Road registered 3,900lb four-door running small-block, stock suspension & with 57psi boost records 6.96sec at 211mph quarter mile.

Road registered 3,900lb four-door running small-block, stock suspension & with 57psi boost records 6.96sec at 211mph quarter mile.

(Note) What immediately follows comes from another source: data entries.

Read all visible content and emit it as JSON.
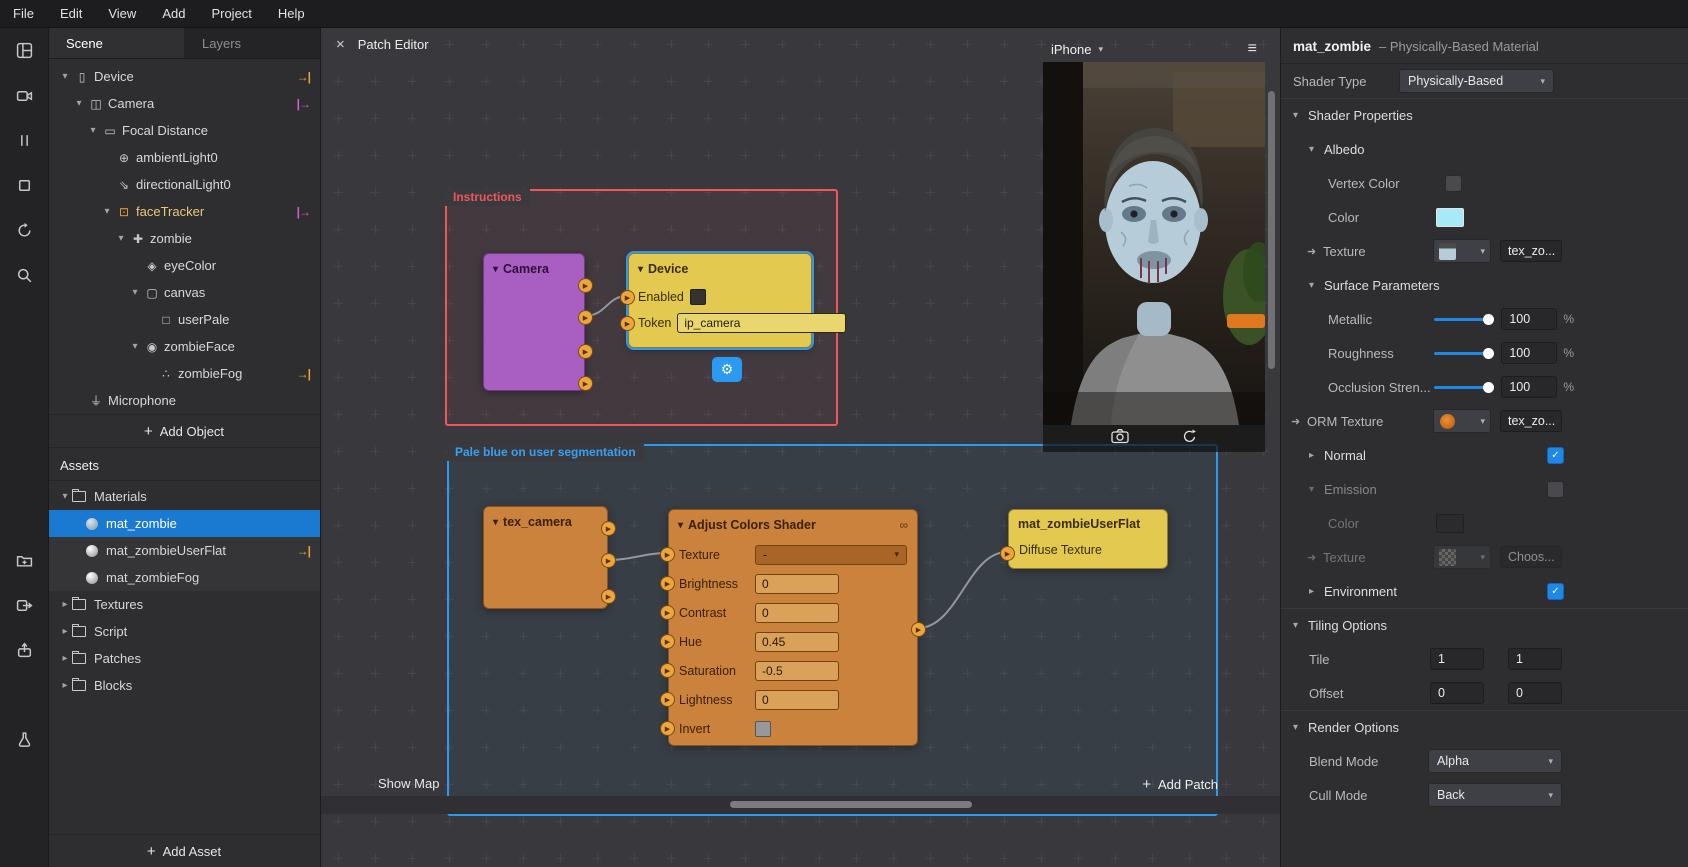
{
  "menu": {
    "items": [
      {
        "label": "File"
      },
      {
        "label": "Edit"
      },
      {
        "label": "View"
      },
      {
        "label": "Add"
      },
      {
        "label": "Project"
      },
      {
        "label": "Help"
      }
    ]
  },
  "icons": {
    "caret_down": "▾",
    "caret_right": "▸",
    "close": "×",
    "hamburger": "≡",
    "chevron_down": "▾",
    "plus": "+",
    "check": "✓",
    "gear": "⚙",
    "link": "∞",
    "port_arrow": "▶",
    "texture_arrow": "➜",
    "device": "▯",
    "camera": "◫",
    "focal_distance": "▭",
    "ambient_light": "⊕",
    "directional_light": "⇘",
    "face_tracker": "⊡",
    "object_3d": "✚",
    "mesh": "◈",
    "canvas": "▢",
    "rectangle": "□",
    "face_mesh": "◉",
    "particles": "∴",
    "microphone": "⏚"
  },
  "toolbar": {
    "icons": [
      "panels",
      "video",
      "pause",
      "stop",
      "restart",
      "search",
      "add-folder",
      "export",
      "publish",
      "test"
    ]
  },
  "scene": {
    "tabs": [
      {
        "label": "Scene"
      },
      {
        "label": "Layers"
      }
    ],
    "items": [
      {
        "label": "Device",
        "badge": "→|"
      },
      {
        "label": "Camera",
        "badge": "|→"
      },
      {
        "label": "Focal Distance"
      },
      {
        "label": "ambientLight0"
      },
      {
        "label": "directionalLight0"
      },
      {
        "label": "faceTracker",
        "badge": "|→"
      },
      {
        "label": "zombie"
      },
      {
        "label": "eyeColor"
      },
      {
        "label": "canvas"
      },
      {
        "label": "userPale"
      },
      {
        "label": "zombieFace"
      },
      {
        "label": "zombieFog",
        "badge": "→|"
      },
      {
        "label": "Microphone"
      }
    ],
    "add_object": "Add Object"
  },
  "assets": {
    "title": "Assets",
    "items": [
      {
        "label": "Materials"
      },
      {
        "label": "mat_zombie"
      },
      {
        "label": "mat_zombieUserFlat",
        "badge": "→|"
      },
      {
        "label": "mat_zombieFog"
      },
      {
        "label": "Textures"
      },
      {
        "label": "Script"
      },
      {
        "label": "Patches"
      },
      {
        "label": "Blocks"
      }
    ],
    "add_asset": "Add Asset"
  },
  "patch_editor": {
    "title": "Patch Editor",
    "show_map": "Show Map",
    "add_patch": "Add Patch",
    "groups": [
      {
        "label": "Instructions",
        "color": "#f2555c"
      },
      {
        "label": "Pale blue on user segmentation",
        "color": "#2b9af3"
      }
    ],
    "camera": {
      "title": "Camera"
    },
    "device": {
      "title": "Device",
      "rows": [
        {
          "label": "Enabled"
        },
        {
          "label": "Token",
          "value": "ip_camera"
        }
      ]
    },
    "tex_camera": {
      "title": "tex_camera"
    },
    "adjust": {
      "title": "Adjust Colors Shader",
      "rows": [
        {
          "label": "Texture",
          "value": "-"
        },
        {
          "label": "Brightness",
          "value": "0"
        },
        {
          "label": "Contrast",
          "value": "0"
        },
        {
          "label": "Hue",
          "value": "0.45"
        },
        {
          "label": "Saturation",
          "value": "-0.5"
        },
        {
          "label": "Lightness",
          "value": "0"
        },
        {
          "label": "Invert"
        }
      ]
    },
    "mat": {
      "title": "mat_zombieUserFlat",
      "row": "Diffuse Texture"
    }
  },
  "simulator": {
    "device": "iPhone"
  },
  "inspector": {
    "title": "mat_zombie",
    "subtitle": "– Physically-Based Material",
    "shader_type_label": "Shader Type",
    "shader_type_value": "Physically-Based",
    "shader_properties": "Shader Properties",
    "albedo": "Albedo",
    "vertex_color": "Vertex Color",
    "color": "Color",
    "texture": "Texture",
    "texture_value": "tex_zo...",
    "surface_parameters": "Surface Parameters",
    "metallic": "Metallic",
    "metallic_value": "100",
    "roughness": "Roughness",
    "roughness_value": "100",
    "occlusion": "Occlusion Stren...",
    "occlusion_value": "100",
    "percent": "%",
    "orm_texture": "ORM Texture",
    "orm_value": "tex_zo...",
    "normal": "Normal",
    "emission": "Emission",
    "emission_color": "Color",
    "emission_texture": "Texture",
    "emission_texture_value": "Choos...",
    "environment": "Environment",
    "tiling_options": "Tiling Options",
    "tile": "Tile",
    "tile_x": "1",
    "tile_y": "1",
    "offset": "Offset",
    "offset_x": "0",
    "offset_y": "0",
    "render_options": "Render Options",
    "blend_mode": "Blend Mode",
    "blend_value": "Alpha",
    "cull_mode": "Cull Mode",
    "cull_value": "Back",
    "colors": {
      "accent": "#2b9af3",
      "albedo_color": "#a6e9f7",
      "orm_thumb": "#e87a1e"
    }
  }
}
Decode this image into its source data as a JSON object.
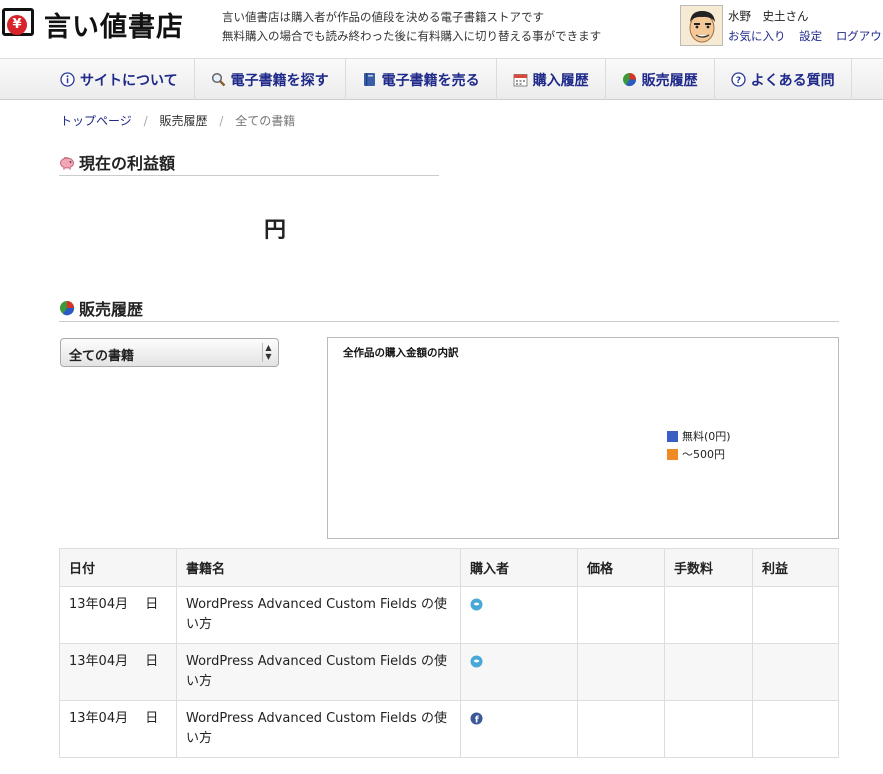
{
  "header": {
    "logo_text": "言い値書店",
    "logo_coin": "¥",
    "tagline_line1": "言い値書店は購入者が作品の値段を決める電子書籍ストアです",
    "tagline_line2": "無料購入の場合でも読み終わった後に有料購入に切り替える事ができます",
    "user_name": "水野　史土さん",
    "links": {
      "favorites": "お気に入り",
      "settings": "設定",
      "logout": "ログアウ"
    }
  },
  "nav": {
    "items": [
      {
        "label": "サイトについて",
        "icon": "info-icon"
      },
      {
        "label": "電子書籍を探す",
        "icon": "magnifier-icon"
      },
      {
        "label": "電子書籍を売る",
        "icon": "book-icon"
      },
      {
        "label": "購入履歴",
        "icon": "calendar-icon"
      },
      {
        "label": "販売履歴",
        "icon": "pie-chart-icon"
      },
      {
        "label": "よくある質問",
        "icon": "question-icon"
      }
    ]
  },
  "breadcrumb": {
    "home": "トップページ",
    "sales": "販売履歴",
    "current": "全ての書籍",
    "separator": "/"
  },
  "profit": {
    "title": "現在の利益額",
    "amount_unit": "円"
  },
  "sales_history": {
    "title": "販売履歴",
    "filter_selected": "全ての書籍"
  },
  "chart_data": {
    "type": "pie",
    "title": "全作品の購入金額の内訳",
    "legend_position": "right",
    "series": [
      {
        "name": "無料(0円)",
        "color": "#3a5fc4"
      },
      {
        "name": "～500円",
        "color": "#f08a24"
      }
    ]
  },
  "table": {
    "headers": [
      "日付",
      "書籍名",
      "購入者",
      "価格",
      "手数料",
      "利益"
    ],
    "rows": [
      {
        "date": "13年04月　 日",
        "title": "WordPress Advanced Custom Fields の使い方",
        "buyer_icon": "twitter-icon"
      },
      {
        "date": "13年04月　 日",
        "title": "WordPress Advanced Custom Fields の使い方",
        "buyer_icon": "twitter-icon"
      },
      {
        "date": "13年04月　 日",
        "title": "WordPress Advanced Custom Fields の使い方",
        "buyer_icon": "facebook-icon"
      }
    ]
  }
}
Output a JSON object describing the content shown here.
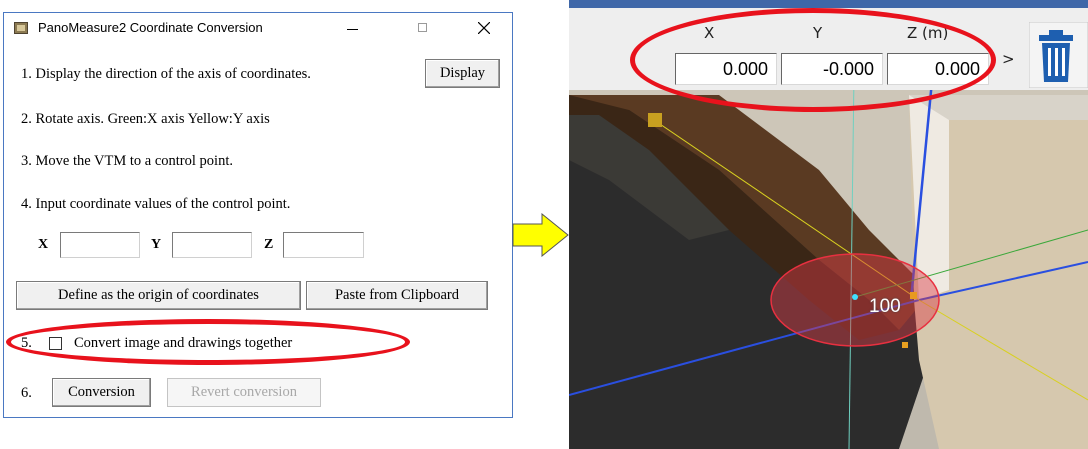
{
  "dialog": {
    "title": "PanoMeasure2 Coordinate Conversion",
    "controls": {
      "minimize": "minimize",
      "maximize": "maximize",
      "close": "close"
    },
    "step1": {
      "text": "1. Display the direction of the axis of coordinates.",
      "button": "Display"
    },
    "step2": {
      "text": "2. Rotate axis. Green:X axis  Yellow:Y axis"
    },
    "step3": {
      "text": "3. Move the VTM to a control point."
    },
    "step4": {
      "text": "4. Input coordinate values of the control point.",
      "x_label": "X",
      "y_label": "Y",
      "z_label": "Z",
      "x_value": "",
      "y_value": "",
      "z_value": ""
    },
    "define_origin_button": "Define as the origin of coordinates",
    "paste_button": "Paste from Clipboard",
    "step5": {
      "number": "5.",
      "checkbox_label": "Convert image and drawings together",
      "checked": false
    },
    "step6": {
      "number": "6.",
      "conversion_button": "Conversion",
      "revert_button": "Revert conversion"
    }
  },
  "viewer": {
    "coords": {
      "x_header": "X",
      "y_header": "Y",
      "z_header": "Z (m)",
      "x_value": "0.000",
      "y_value": "-0.000",
      "z_value": "0.000"
    },
    "more_button": ">",
    "marker_label": "100"
  },
  "colors": {
    "highlight": "#e8121c",
    "arrow": "#ffff00",
    "axis_blue": "#2a4fe0",
    "axis_green": "#3aa83a",
    "axis_yellow": "#d8d020",
    "axis_cyan": "#6fd0c0",
    "window_border": "#4a78c2"
  },
  "icons": [
    "app-icon",
    "trash-icon",
    "arrow-right-icon",
    "close-icon"
  ]
}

Action in last summer’s Australian Drag Challenge peaked on the Thursday, the penultimate day of their annual five-day contest, when Frank Marchese took the lead, recording 7.36sec at 192mph. On the following day, he won the event, which is similar to the US Hot Rod Drag Week. It was his first attempt.   Son of a Melbourne farmer, the forty-three year old is hardly famous in the US, but in Australia, Marchese (pronounced Mar-chej-zee) is notable in the 275 class, a class restricted in use to 10.5in wide drag radial tires. Three years earlier, his notoriety came about when photographs emerged on social media of three engine blocks, all blown to bits. One of them, an aluminum style, shattered from top to bottom after five racing passes. The outer halves of the cylinders parted from the core of the block and wrecked everything in its path, including the bellhousing and converter. Alarming for most race engine devotees, it was the greatest catastrophic failure they had seen, and the replacement cost of Aus$35,000 was no less daunting for Marchese. Yet, his racing efforts descended into further chaos when the remaining two cast iron units fractured from the cam tunnel downwards. All were US made. The tumult was so financially destructive it cast him out of racing for two years. “At that time,” said Marchese, “I was aiming for only 2,000hp. If I’d had the slightest hint that those racing blocks were unfit for purpose—and in one case, the disreputable behavior by a company head—I would never have risked my racing capital.” Yet, it turned out that these successive tragedies could...